---- Data listing

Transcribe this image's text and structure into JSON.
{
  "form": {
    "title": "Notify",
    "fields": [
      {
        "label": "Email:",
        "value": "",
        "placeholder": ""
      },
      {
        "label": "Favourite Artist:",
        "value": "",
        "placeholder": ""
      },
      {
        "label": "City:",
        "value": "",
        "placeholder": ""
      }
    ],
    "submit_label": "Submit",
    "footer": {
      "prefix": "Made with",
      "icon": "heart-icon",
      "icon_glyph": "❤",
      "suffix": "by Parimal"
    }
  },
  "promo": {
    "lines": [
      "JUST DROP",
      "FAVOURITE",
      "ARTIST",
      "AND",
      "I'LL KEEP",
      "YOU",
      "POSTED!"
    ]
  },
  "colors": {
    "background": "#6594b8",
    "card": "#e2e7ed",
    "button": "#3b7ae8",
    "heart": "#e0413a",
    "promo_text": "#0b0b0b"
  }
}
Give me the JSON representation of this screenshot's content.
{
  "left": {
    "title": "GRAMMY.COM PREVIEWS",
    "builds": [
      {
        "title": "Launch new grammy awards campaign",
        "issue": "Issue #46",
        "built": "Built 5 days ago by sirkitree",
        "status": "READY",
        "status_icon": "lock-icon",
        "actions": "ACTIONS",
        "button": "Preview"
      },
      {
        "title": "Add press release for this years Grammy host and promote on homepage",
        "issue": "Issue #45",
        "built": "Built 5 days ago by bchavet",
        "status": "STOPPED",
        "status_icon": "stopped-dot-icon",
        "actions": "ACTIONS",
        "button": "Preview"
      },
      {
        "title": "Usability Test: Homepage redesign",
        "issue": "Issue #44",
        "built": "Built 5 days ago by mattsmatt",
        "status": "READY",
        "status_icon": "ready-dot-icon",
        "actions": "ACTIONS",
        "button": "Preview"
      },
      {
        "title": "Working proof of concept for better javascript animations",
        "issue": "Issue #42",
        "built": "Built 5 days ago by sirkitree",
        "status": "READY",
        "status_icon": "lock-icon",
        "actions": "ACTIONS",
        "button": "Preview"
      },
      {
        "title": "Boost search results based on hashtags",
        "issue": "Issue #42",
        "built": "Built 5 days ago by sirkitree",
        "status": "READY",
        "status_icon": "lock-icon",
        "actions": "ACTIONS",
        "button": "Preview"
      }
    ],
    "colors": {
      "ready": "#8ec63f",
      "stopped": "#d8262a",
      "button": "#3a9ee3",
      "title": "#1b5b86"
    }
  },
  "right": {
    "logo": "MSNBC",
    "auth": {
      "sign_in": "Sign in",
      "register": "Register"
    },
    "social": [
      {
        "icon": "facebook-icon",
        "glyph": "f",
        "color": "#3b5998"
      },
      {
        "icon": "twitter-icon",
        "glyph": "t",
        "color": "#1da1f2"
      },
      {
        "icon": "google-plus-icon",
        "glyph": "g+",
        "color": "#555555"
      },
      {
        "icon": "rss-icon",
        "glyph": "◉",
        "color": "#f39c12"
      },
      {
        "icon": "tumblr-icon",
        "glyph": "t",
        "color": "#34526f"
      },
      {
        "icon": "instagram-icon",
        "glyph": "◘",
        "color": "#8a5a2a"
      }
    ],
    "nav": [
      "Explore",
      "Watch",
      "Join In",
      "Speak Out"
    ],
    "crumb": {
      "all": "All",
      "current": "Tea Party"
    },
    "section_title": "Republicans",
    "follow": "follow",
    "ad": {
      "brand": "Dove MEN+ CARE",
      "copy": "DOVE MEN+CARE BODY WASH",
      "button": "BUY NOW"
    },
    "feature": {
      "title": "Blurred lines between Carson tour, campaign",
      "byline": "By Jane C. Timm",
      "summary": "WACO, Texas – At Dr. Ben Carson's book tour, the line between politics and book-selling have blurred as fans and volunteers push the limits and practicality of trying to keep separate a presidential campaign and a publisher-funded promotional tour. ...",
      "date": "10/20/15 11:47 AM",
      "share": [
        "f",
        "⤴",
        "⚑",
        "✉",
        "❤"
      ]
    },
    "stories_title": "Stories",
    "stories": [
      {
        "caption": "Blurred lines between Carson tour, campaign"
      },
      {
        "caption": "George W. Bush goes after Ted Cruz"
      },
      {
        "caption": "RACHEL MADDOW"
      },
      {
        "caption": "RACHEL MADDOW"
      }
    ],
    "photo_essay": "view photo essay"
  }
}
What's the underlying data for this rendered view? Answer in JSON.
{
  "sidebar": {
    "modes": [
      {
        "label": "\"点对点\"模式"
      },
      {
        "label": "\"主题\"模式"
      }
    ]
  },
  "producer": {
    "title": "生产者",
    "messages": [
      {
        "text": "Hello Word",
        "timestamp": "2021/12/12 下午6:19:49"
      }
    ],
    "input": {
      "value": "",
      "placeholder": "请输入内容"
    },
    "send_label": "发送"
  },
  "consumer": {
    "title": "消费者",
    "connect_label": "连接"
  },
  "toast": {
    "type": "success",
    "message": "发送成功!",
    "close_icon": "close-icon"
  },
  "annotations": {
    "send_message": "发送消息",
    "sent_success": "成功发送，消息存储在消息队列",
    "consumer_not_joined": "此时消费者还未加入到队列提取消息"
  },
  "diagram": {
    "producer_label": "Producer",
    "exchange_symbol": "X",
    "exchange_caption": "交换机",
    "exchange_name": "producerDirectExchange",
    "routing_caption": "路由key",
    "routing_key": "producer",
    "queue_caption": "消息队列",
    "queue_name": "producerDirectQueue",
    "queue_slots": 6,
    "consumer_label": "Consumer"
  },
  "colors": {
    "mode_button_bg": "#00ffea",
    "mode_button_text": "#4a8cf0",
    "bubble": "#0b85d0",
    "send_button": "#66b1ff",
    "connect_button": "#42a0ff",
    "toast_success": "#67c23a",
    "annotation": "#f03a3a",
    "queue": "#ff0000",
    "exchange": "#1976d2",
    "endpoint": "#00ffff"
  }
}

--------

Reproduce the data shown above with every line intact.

Transcribe this image's text and structure into JSON.
{
  "form": {
    "title": "Notify",
    "fields": [
      {
        "label": "Email:",
        "value": "",
        "placeholder": ""
      },
      {
        "label": "Favourite Artist:",
        "value": "",
        "placeholder": ""
      },
      {
        "label": "City:",
        "value": "",
        "placeholder": ""
      }
    ],
    "submit_label": "Submit",
    "footer": {
      "prefix": "Made with",
      "icon": "heart-icon",
      "icon_glyph": "❤",
      "suffix": "by Parimal"
    }
  },
  "promo": {
    "lines": [
      "JUST DROP",
      "FAVOURITE",
      "ARTIST",
      "AND",
      "I'LL KEEP",
      "YOU",
      "POSTED!"
    ]
  },
  "colors": {
    "background": "#6594b8",
    "card": "#e2e7ed",
    "button": "#3b7ae8",
    "heart": "#e0413a",
    "promo_text": "#0b0b0b"
  }
}
Give me the JSON representation of this screenshot's content.
{
  "left": {
    "title": "GRAMMY.COM PREVIEWS",
    "builds": [
      {
        "title": "Launch new grammy awards campaign",
        "issue": "Issue #46",
        "built": "Built 5 days ago by sirkitree",
        "status": "READY",
        "status_icon": "lock-icon",
        "actions": "ACTIONS",
        "button": "Preview"
      },
      {
        "title": "Add press release for this years Grammy host and promote on homepage",
        "issue": "Issue #45",
        "built": "Built 5 days ago by bchavet",
        "status": "STOPPED",
        "status_icon": "stopped-dot-icon",
        "actions": "ACTIONS",
        "button": "Preview"
      },
      {
        "title": "Usability Test: Homepage redesign",
        "issue": "Issue #44",
        "built": "Built 5 days ago by mattsmatt",
        "status": "READY",
        "status_icon": "ready-dot-icon",
        "actions": "ACTIONS",
        "button": "Preview"
      },
      {
        "title": "Working proof of concept for better javascript animations",
        "issue": "Issue #42",
        "built": "Built 5 days ago by sirkitree",
        "status": "READY",
        "status_icon": "lock-icon",
        "actions": "ACTIONS",
        "button": "Preview"
      },
      {
        "title": "Boost search results based on hashtags",
        "issue": "Issue #42",
        "built": "Built 5 days ago by sirkitree",
        "status": "READY",
        "status_icon": "lock-icon",
        "actions": "ACTIONS",
        "button": "Preview"
      }
    ],
    "colors": {
      "ready": "#8ec63f",
      "stopped": "#d8262a",
      "button": "#3a9ee3",
      "title": "#1b5b86"
    }
  },
  "right": {
    "logo": "MSNBC",
    "auth": {
      "sign_in": "Sign in",
      "register": "Register"
    },
    "social": [
      {
        "icon": "facebook-icon",
        "glyph": "f",
        "color": "#3b5998"
      },
      {
        "icon": "twitter-icon",
        "glyph": "t",
        "color": "#1da1f2"
      },
      {
        "icon": "google-plus-icon",
        "glyph": "g+",
        "color": "#555555"
      },
      {
        "icon": "rss-icon",
        "glyph": "◉",
        "color": "#f39c12"
      },
      {
        "icon": "tumblr-icon",
        "glyph": "t",
        "color": "#34526f"
      },
      {
        "icon": "instagram-icon",
        "glyph": "◘",
        "color": "#8a5a2a"
      }
    ],
    "nav": [
      "Explore",
      "Watch",
      "Join In",
      "Speak Out"
    ],
    "crumb": {
      "all": "All",
      "current": "Tea Party"
    },
    "section_title": "Republicans",
    "follow": "follow",
    "ad": {
      "brand": "Dove MEN+ CARE",
      "copy": "DOVE MEN+CARE BODY WASH",
      "button": "BUY NOW"
    },
    "feature": {
      "title": "Blurred lines between Carson tour, campaign",
      "byline": "By Jane C. Timm",
      "summary": "WACO, Texas – At Dr. Ben Carson's book tour, the line between politics and book-selling have blurred as fans and volunteers push the limits and practicality of trying to keep separate a presidential campaign and a publisher-funded promotional tour. ...",
      "date": "10/20/15 11:47 AM",
      "share": [
        "f",
        "⤴",
        "⚑",
        "✉",
        "❤"
      ]
    },
    "stories_title": "Stories",
    "stories": [
      {
        "caption": "Blurred lines between Carson tour, campaign"
      },
      {
        "caption": "George W. Bush goes after Ted Cruz"
      },
      {
        "caption": "RACHEL MADDOW"
      },
      {
        "caption": "RACHEL MADDOW"
      }
    ],
    "photo_essay": "view photo essay"
  }
}
What's the underlying data for this rendered view? Answer in JSON.
{
  "sidebar": {
    "modes": [
      {
        "label": "\"点对点\"模式"
      },
      {
        "label": "\"主题\"模式"
      }
    ]
  },
  "producer": {
    "title": "生产者",
    "messages": [
      {
        "text": "Hello Word",
        "timestamp": "2021/12/12 下午6:19:49"
      }
    ],
    "input": {
      "value": "",
      "placeholder": "请输入内容"
    },
    "send_label": "发送"
  },
  "consumer": {
    "title": "消费者",
    "connect_label": "连接"
  },
  "toast": {
    "type": "success",
    "message": "发送成功!",
    "close_icon": "close-icon"
  },
  "annotations": {
    "send_message": "发送消息",
    "sent_success": "成功发送，消息存储在消息队列",
    "consumer_not_joined": "此时消费者还未加入到队列提取消息"
  },
  "diagram": {
    "producer_label": "Producer",
    "exchange_symbol": "X",
    "exchange_caption": "交换机",
    "exchange_name": "producerDirectExchange",
    "routing_caption": "路由key",
    "routing_key": "producer",
    "queue_caption": "消息队列",
    "queue_name": "producerDirectQueue",
    "queue_slots": 6,
    "consumer_label": "Consumer"
  },
  "colors": {
    "mode_button_bg": "#00ffea",
    "mode_button_text": "#4a8cf0",
    "bubble": "#0b85d0",
    "send_button": "#66b1ff",
    "connect_button": "#42a0ff",
    "toast_success": "#67c23a",
    "annotation": "#f03a3a",
    "queue": "#ff0000",
    "exchange": "#1976d2",
    "endpoint": "#00ffff"
  }
}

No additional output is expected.